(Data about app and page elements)
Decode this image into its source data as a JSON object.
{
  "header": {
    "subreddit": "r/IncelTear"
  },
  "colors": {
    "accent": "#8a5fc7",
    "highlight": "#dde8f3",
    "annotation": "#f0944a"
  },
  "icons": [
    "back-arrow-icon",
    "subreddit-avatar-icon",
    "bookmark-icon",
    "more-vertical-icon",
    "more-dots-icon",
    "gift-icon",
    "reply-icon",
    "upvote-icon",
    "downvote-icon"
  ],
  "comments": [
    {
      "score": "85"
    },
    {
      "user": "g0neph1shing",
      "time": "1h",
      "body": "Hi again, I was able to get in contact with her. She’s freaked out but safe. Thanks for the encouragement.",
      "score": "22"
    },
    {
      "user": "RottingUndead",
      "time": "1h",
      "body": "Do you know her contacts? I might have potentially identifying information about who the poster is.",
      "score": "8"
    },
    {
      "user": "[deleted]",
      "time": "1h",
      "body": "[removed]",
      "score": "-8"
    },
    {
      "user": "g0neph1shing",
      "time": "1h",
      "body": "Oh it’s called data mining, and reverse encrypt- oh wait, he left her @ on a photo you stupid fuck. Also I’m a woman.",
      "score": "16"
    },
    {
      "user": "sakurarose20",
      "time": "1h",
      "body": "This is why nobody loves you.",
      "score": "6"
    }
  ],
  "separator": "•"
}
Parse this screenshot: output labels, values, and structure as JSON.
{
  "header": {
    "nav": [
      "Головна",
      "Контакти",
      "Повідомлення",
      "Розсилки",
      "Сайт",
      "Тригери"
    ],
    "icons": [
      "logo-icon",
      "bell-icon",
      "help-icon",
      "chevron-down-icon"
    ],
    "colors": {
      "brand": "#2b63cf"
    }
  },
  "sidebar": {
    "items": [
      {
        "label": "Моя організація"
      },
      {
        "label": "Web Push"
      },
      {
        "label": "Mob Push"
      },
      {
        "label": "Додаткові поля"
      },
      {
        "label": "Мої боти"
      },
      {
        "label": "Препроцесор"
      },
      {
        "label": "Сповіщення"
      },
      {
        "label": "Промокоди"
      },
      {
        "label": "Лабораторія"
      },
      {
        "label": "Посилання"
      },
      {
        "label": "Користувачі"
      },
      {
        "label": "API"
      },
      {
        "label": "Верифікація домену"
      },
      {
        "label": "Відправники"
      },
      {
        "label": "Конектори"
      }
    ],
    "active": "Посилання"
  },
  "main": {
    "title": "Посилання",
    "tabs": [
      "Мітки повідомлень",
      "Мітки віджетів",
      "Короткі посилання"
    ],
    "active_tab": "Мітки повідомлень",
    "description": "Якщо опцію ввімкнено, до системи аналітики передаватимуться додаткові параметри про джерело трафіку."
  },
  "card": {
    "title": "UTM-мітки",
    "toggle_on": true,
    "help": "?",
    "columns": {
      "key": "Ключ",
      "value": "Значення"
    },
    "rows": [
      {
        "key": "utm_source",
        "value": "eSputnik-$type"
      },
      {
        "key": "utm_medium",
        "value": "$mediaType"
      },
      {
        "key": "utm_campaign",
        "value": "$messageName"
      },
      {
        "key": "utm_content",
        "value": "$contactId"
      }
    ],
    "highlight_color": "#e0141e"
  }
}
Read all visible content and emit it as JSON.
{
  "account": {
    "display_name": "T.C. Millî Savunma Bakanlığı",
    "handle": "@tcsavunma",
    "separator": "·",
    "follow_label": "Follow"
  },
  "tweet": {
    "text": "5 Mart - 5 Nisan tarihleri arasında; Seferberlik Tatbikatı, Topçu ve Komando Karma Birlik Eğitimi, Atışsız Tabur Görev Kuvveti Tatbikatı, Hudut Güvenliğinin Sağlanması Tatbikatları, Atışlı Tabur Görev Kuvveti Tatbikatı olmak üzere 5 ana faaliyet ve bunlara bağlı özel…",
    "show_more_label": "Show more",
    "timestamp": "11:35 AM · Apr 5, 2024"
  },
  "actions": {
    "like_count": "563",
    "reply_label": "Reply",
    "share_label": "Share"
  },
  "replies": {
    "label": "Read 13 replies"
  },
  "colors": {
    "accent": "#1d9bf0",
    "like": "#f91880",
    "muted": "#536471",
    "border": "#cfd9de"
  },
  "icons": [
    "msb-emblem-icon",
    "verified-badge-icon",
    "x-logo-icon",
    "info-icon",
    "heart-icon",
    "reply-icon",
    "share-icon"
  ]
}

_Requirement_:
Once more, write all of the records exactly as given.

_Solution to this exercise_:
Decode this image into its source data as a JSON object.
{
  "header": {
    "subreddit": "r/IncelTear"
  },
  "colors": {
    "accent": "#8a5fc7",
    "highlight": "#dde8f3",
    "annotation": "#f0944a"
  },
  "icons": [
    "back-arrow-icon",
    "subreddit-avatar-icon",
    "bookmark-icon",
    "more-vertical-icon",
    "more-dots-icon",
    "gift-icon",
    "reply-icon",
    "upvote-icon",
    "downvote-icon"
  ],
  "comments": [
    {
      "score": "85"
    },
    {
      "user": "g0neph1shing",
      "time": "1h",
      "body": "Hi again, I was able to get in contact with her. She’s freaked out but safe. Thanks for the encouragement.",
      "score": "22"
    },
    {
      "user": "RottingUndead",
      "time": "1h",
      "body": "Do you know her contacts? I might have potentially identifying information about who the poster is.",
      "score": "8"
    },
    {
      "user": "[deleted]",
      "time": "1h",
      "body": "[removed]",
      "score": "-8"
    },
    {
      "user": "g0neph1shing",
      "time": "1h",
      "body": "Oh it’s called data mining, and reverse encrypt- oh wait, he left her @ on a photo you stupid fuck. Also I’m a woman.",
      "score": "16"
    },
    {
      "user": "sakurarose20",
      "time": "1h",
      "body": "This is why nobody loves you.",
      "score": "6"
    }
  ],
  "separator": "•"
}
Parse this screenshot: output labels, values, and structure as JSON.
{
  "header": {
    "nav": [
      "Головна",
      "Контакти",
      "Повідомлення",
      "Розсилки",
      "Сайт",
      "Тригери"
    ],
    "icons": [
      "logo-icon",
      "bell-icon",
      "help-icon",
      "chevron-down-icon"
    ],
    "colors": {
      "brand": "#2b63cf"
    }
  },
  "sidebar": {
    "items": [
      {
        "label": "Моя організація"
      },
      {
        "label": "Web Push"
      },
      {
        "label": "Mob Push"
      },
      {
        "label": "Додаткові поля"
      },
      {
        "label": "Мої боти"
      },
      {
        "label": "Препроцесор"
      },
      {
        "label": "Сповіщення"
      },
      {
        "label": "Промокоди"
      },
      {
        "label": "Лабораторія"
      },
      {
        "label": "Посилання"
      },
      {
        "label": "Користувачі"
      },
      {
        "label": "API"
      },
      {
        "label": "Верифікація домену"
      },
      {
        "label": "Відправники"
      },
      {
        "label": "Конектори"
      }
    ],
    "active": "Посилання"
  },
  "main": {
    "title": "Посилання",
    "tabs": [
      "Мітки повідомлень",
      "Мітки віджетів",
      "Короткі посилання"
    ],
    "active_tab": "Мітки повідомлень",
    "description": "Якщо опцію ввімкнено, до системи аналітики передаватимуться додаткові параметри про джерело трафіку."
  },
  "card": {
    "title": "UTM-мітки",
    "toggle_on": true,
    "help": "?",
    "columns": {
      "key": "Ключ",
      "value": "Значення"
    },
    "rows": [
      {
        "key": "utm_source",
        "value": "eSputnik-$type"
      },
      {
        "key": "utm_medium",
        "value": "$mediaType"
      },
      {
        "key": "utm_campaign",
        "value": "$messageName"
      },
      {
        "key": "utm_content",
        "value": "$contactId"
      }
    ],
    "highlight_color": "#e0141e"
  }
}
Read all visible content and emit it as JSON.
{
  "account": {
    "display_name": "T.C. Millî Savunma Bakanlığı",
    "handle": "@tcsavunma",
    "separator": "·",
    "follow_label": "Follow"
  },
  "tweet": {
    "text": "5 Mart - 5 Nisan tarihleri arasında; Seferberlik Tatbikatı, Topçu ve Komando Karma Birlik Eğitimi, Atışsız Tabur Görev Kuvveti Tatbikatı, Hudut Güvenliğinin Sağlanması Tatbikatları, Atışlı Tabur Görev Kuvveti Tatbikatı olmak üzere 5 ana faaliyet ve bunlara bağlı özel…",
    "show_more_label": "Show more",
    "timestamp": "11:35 AM · Apr 5, 2024"
  },
  "actions": {
    "like_count": "563",
    "reply_label": "Reply",
    "share_label": "Share"
  },
  "replies": {
    "label": "Read 13 replies"
  },
  "colors": {
    "accent": "#1d9bf0",
    "like": "#f91880",
    "muted": "#536471",
    "border": "#cfd9de"
  },
  "icons": [
    "msb-emblem-icon",
    "verified-badge-icon",
    "x-logo-icon",
    "info-icon",
    "heart-icon",
    "reply-icon",
    "share-icon"
  ]
}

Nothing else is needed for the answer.